EXERCISE
Retype the complete listing without any change.

ENTRIES SHOWN
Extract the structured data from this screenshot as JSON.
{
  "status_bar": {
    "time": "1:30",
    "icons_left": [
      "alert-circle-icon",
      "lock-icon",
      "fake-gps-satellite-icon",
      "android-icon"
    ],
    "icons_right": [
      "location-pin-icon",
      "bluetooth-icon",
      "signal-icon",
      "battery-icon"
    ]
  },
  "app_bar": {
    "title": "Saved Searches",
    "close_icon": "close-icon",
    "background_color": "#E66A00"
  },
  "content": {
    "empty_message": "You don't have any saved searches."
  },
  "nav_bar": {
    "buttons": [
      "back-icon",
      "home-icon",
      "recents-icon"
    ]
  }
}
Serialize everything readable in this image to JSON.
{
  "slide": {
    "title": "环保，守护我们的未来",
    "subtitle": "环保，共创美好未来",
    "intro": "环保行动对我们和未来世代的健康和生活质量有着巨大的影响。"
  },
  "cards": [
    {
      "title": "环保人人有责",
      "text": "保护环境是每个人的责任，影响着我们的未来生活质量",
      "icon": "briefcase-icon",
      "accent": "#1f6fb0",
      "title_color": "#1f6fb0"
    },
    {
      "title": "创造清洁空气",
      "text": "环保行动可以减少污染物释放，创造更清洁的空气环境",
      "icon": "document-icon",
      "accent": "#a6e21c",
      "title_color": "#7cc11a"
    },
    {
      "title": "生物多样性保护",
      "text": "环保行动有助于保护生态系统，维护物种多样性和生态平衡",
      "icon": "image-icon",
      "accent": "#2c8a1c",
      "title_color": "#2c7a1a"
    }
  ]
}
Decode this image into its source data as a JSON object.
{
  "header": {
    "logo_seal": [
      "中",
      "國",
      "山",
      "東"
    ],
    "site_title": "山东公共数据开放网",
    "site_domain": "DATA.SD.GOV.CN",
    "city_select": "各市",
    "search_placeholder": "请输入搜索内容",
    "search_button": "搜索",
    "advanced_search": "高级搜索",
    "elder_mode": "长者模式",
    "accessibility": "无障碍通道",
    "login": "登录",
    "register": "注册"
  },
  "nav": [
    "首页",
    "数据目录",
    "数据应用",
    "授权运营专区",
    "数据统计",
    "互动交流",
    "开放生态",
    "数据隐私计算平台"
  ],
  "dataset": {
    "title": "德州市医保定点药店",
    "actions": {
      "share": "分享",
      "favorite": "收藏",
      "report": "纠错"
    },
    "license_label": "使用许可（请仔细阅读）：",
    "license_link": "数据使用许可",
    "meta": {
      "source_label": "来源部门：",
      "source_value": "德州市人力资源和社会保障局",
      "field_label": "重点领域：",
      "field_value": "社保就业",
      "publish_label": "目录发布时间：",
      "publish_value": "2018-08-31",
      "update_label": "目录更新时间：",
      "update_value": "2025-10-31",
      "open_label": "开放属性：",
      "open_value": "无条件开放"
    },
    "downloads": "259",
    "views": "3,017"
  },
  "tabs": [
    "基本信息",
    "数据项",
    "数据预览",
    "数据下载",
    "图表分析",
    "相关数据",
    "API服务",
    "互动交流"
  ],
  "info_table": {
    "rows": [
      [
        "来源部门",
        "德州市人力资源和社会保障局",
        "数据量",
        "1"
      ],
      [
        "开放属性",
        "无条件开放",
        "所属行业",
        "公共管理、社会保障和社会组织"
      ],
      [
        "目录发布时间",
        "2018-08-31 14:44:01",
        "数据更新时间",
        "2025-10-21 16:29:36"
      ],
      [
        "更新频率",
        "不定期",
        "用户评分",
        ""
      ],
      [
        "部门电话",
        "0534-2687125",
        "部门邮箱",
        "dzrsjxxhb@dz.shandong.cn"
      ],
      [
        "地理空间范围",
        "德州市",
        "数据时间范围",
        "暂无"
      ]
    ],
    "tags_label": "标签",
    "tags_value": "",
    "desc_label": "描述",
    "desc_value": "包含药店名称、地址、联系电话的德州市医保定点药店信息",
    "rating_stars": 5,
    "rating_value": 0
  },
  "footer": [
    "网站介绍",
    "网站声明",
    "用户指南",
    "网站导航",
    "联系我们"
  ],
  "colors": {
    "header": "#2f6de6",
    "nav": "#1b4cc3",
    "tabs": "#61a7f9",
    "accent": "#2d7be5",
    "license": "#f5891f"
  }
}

PROBLEM SOLUTION
Extract the structured data from this screenshot as JSON.
{
  "status_bar": {
    "time": "1:30",
    "icons_left": [
      "alert-circle-icon",
      "lock-icon",
      "fake-gps-satellite-icon",
      "android-icon"
    ],
    "icons_right": [
      "location-pin-icon",
      "bluetooth-icon",
      "signal-icon",
      "battery-icon"
    ]
  },
  "app_bar": {
    "title": "Saved Searches",
    "close_icon": "close-icon",
    "background_color": "#E66A00"
  },
  "content": {
    "empty_message": "You don't have any saved searches."
  },
  "nav_bar": {
    "buttons": [
      "back-icon",
      "home-icon",
      "recents-icon"
    ]
  }
}
Serialize everything readable in this image to JSON.
{
  "slide": {
    "title": "环保，守护我们的未来",
    "subtitle": "环保，共创美好未来",
    "intro": "环保行动对我们和未来世代的健康和生活质量有着巨大的影响。"
  },
  "cards": [
    {
      "title": "环保人人有责",
      "text": "保护环境是每个人的责任，影响着我们的未来生活质量",
      "icon": "briefcase-icon",
      "accent": "#1f6fb0",
      "title_color": "#1f6fb0"
    },
    {
      "title": "创造清洁空气",
      "text": "环保行动可以减少污染物释放，创造更清洁的空气环境",
      "icon": "document-icon",
      "accent": "#a6e21c",
      "title_color": "#7cc11a"
    },
    {
      "title": "生物多样性保护",
      "text": "环保行动有助于保护生态系统，维护物种多样性和生态平衡",
      "icon": "image-icon",
      "accent": "#2c8a1c",
      "title_color": "#2c7a1a"
    }
  ]
}
Decode this image into its source data as a JSON object.
{
  "header": {
    "logo_seal": [
      "中",
      "國",
      "山",
      "東"
    ],
    "site_title": "山东公共数据开放网",
    "site_domain": "DATA.SD.GOV.CN",
    "city_select": "各市",
    "search_placeholder": "请输入搜索内容",
    "search_button": "搜索",
    "advanced_search": "高级搜索",
    "elder_mode": "长者模式",
    "accessibility": "无障碍通道",
    "login": "登录",
    "register": "注册"
  },
  "nav": [
    "首页",
    "数据目录",
    "数据应用",
    "授权运营专区",
    "数据统计",
    "互动交流",
    "开放生态",
    "数据隐私计算平台"
  ],
  "dataset": {
    "title": "德州市医保定点药店",
    "actions": {
      "share": "分享",
      "favorite": "收藏",
      "report": "纠错"
    },
    "license_label": "使用许可（请仔细阅读）：",
    "license_link": "数据使用许可",
    "meta": {
      "source_label": "来源部门：",
      "source_value": "德州市人力资源和社会保障局",
      "field_label": "重点领域：",
      "field_value": "社保就业",
      "publish_label": "目录发布时间：",
      "publish_value": "2018-08-31",
      "update_label": "目录更新时间：",
      "update_value": "2025-10-31",
      "open_label": "开放属性：",
      "open_value": "无条件开放"
    },
    "downloads": "259",
    "views": "3,017"
  },
  "tabs": [
    "基本信息",
    "数据项",
    "数据预览",
    "数据下载",
    "图表分析",
    "相关数据",
    "API服务",
    "互动交流"
  ],
  "info_table": {
    "rows": [
      [
        "来源部门",
        "德州市人力资源和社会保障局",
        "数据量",
        "1"
      ],
      [
        "开放属性",
        "无条件开放",
        "所属行业",
        "公共管理、社会保障和社会组织"
      ],
      [
        "目录发布时间",
        "2018-08-31 14:44:01",
        "数据更新时间",
        "2025-10-21 16:29:36"
      ],
      [
        "更新频率",
        "不定期",
        "用户评分",
        ""
      ],
      [
        "部门电话",
        "0534-2687125",
        "部门邮箱",
        "dzrsjxxhb@dz.shandong.cn"
      ],
      [
        "地理空间范围",
        "德州市",
        "数据时间范围",
        "暂无"
      ]
    ],
    "tags_label": "标签",
    "tags_value": "",
    "desc_label": "描述",
    "desc_value": "包含药店名称、地址、联系电话的德州市医保定点药店信息",
    "rating_stars": 5,
    "rating_value": 0
  },
  "footer": [
    "网站介绍",
    "网站声明",
    "用户指南",
    "网站导航",
    "联系我们"
  ],
  "colors": {
    "header": "#2f6de6",
    "nav": "#1b4cc3",
    "tabs": "#61a7f9",
    "accent": "#2d7be5",
    "license": "#f5891f"
  }
}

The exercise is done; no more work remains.